Marshall Orson is a graduate of the Duke University School of Law and took office in January 2013.  He has two children who attend public school in the Druid Hills cluster.

Georgia’s Ethics in Government

In light of the recent Superintendent Report on the Druid Hills Annexation, it is important that DeKalb County School District employees and board members know and comply with the provisions of the Georgia Government Transparency and Campaign Finance Act (O.C.G.A Section 21-5-1). The Act allows certain activities, but prohibits others, to influence voter approval or rejection of a constitutional amendment, legislation, or referendum such as educational SPLOST or city annexation. This post is adapted from a variety of documents, including materials from the Georgia School Boards Association, the Georgia PTA, and Gwinnett Schools.

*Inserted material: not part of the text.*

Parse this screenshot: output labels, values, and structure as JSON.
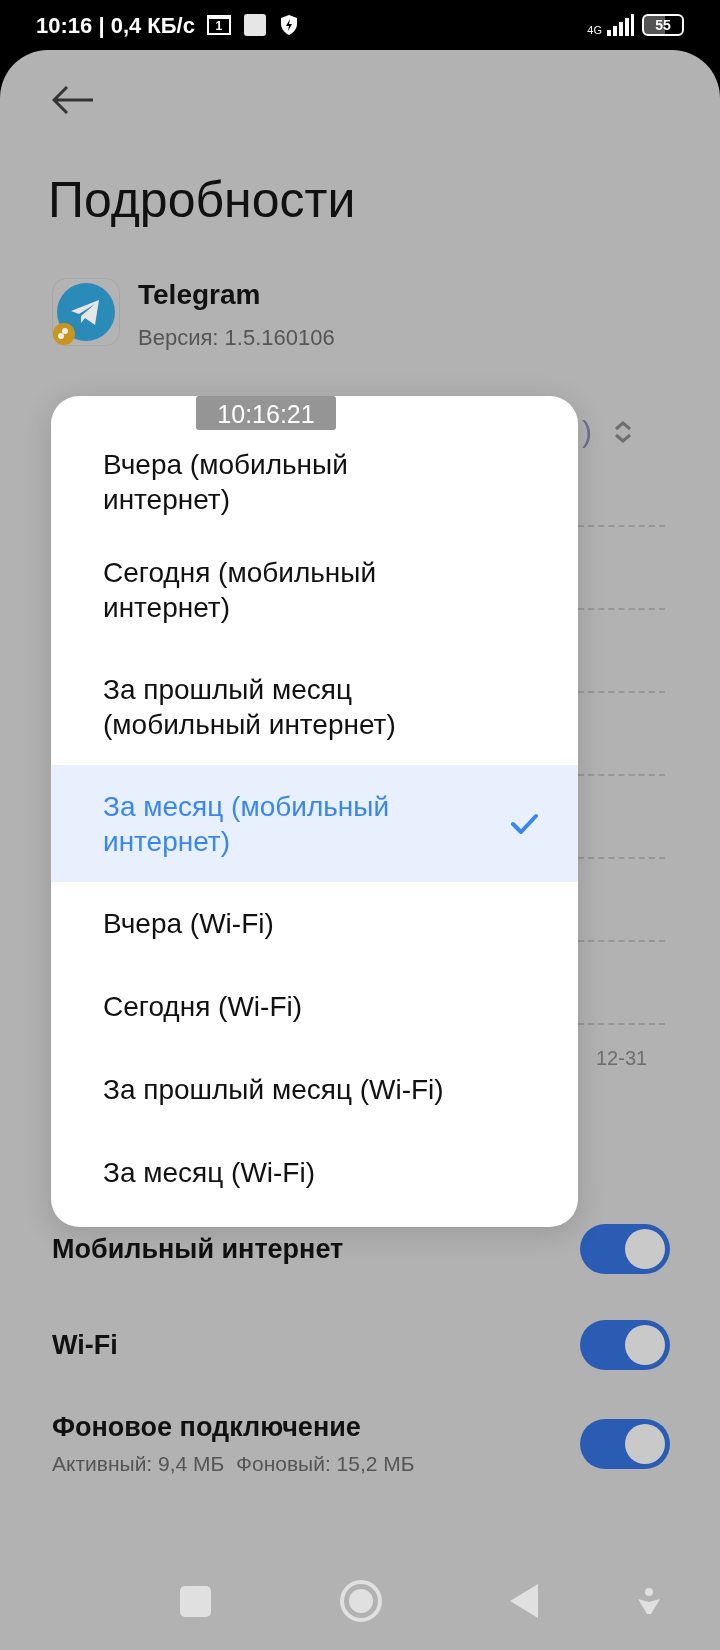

The DeKalb County School District, its employees and board members may provide the public only with objective, factual information. The school district may educate voters about a referendum, but it may not contribute to a campaign committee that is promoting or opposing the issue or attempting to influence voters to vote a certain way. Informational materials developed by the school system must not be perceived as campaign material or be promotional in nature.
No  public funds or resources can be used to promote or oppose voter approved issues. Public  resources include, but are not limited to, school system/local school email, websites, newsletters,  facilities, copy machines, paper, phones, audiovisual equipment, computers, vehicles, and employee time during work hours or in a capacity as an employee after work hours.
Employees may work to promote or oppose voter issues only as private citizens on their own time. Employees have the same civic responsibilities and privileges as any other citizen including the privilege of campaigning for and actively supporting causes in the political arena. An employee’s political activities must not interfere or conflict with an employee’s job.
Permitted Activities
School board members and superintendents may, on their own time and with their own resources, influence the passage of a referendum. They may appear at public events and speak on behalf of the issue. They should be careful to emphasize, however, that they are not speaking on behalf of the board or in their official capacity.
School administrators may speak at parent-teacher organization meetings as long as the meeting is not held during the school day and attendance is voluntary.
School administrators, teachers, and other employees, as individuals, may endorse and contribute to the campaign. However, any written or oral endorsement should contain a disclaimer that it is not being made in the person’s capacity as a school official or employee.
School districts can provide the public and the media with factual, objective information about a referendum. Such material must not be biased or handled in a way that could be perceived by the public as campaign material.
Prohibited Activities
School administrators and other employees may not spend time during the school day on activities influencing a referendum. During working hours, they should not appear at public events to speak on behalf of the campaign, solicit campaign contributions, or distribute campaign literature.
Schools should not send home with students any materials in support or opposing a referendum. School newspapers, newsletters, and other educational literature should not contain advertisements, columns, or editorials by staff members that promote or oppose passage of an issue. School mailing labels may not be used to mail campaign materials.
School districts, school boards, and schools may not spend public funds on advertising (print or electronic) intended to influence voters.
School administrators must be careful that their actions toward teachers do not appear coercive. While they can remind staff of the date for voting and provide information about the referendum, they should not seek to influence those they supervise to vote a certain way. Administrators should make clear that employees will not suffer adverse consequences if they choose not to support or contribute to the referendum or do not vote.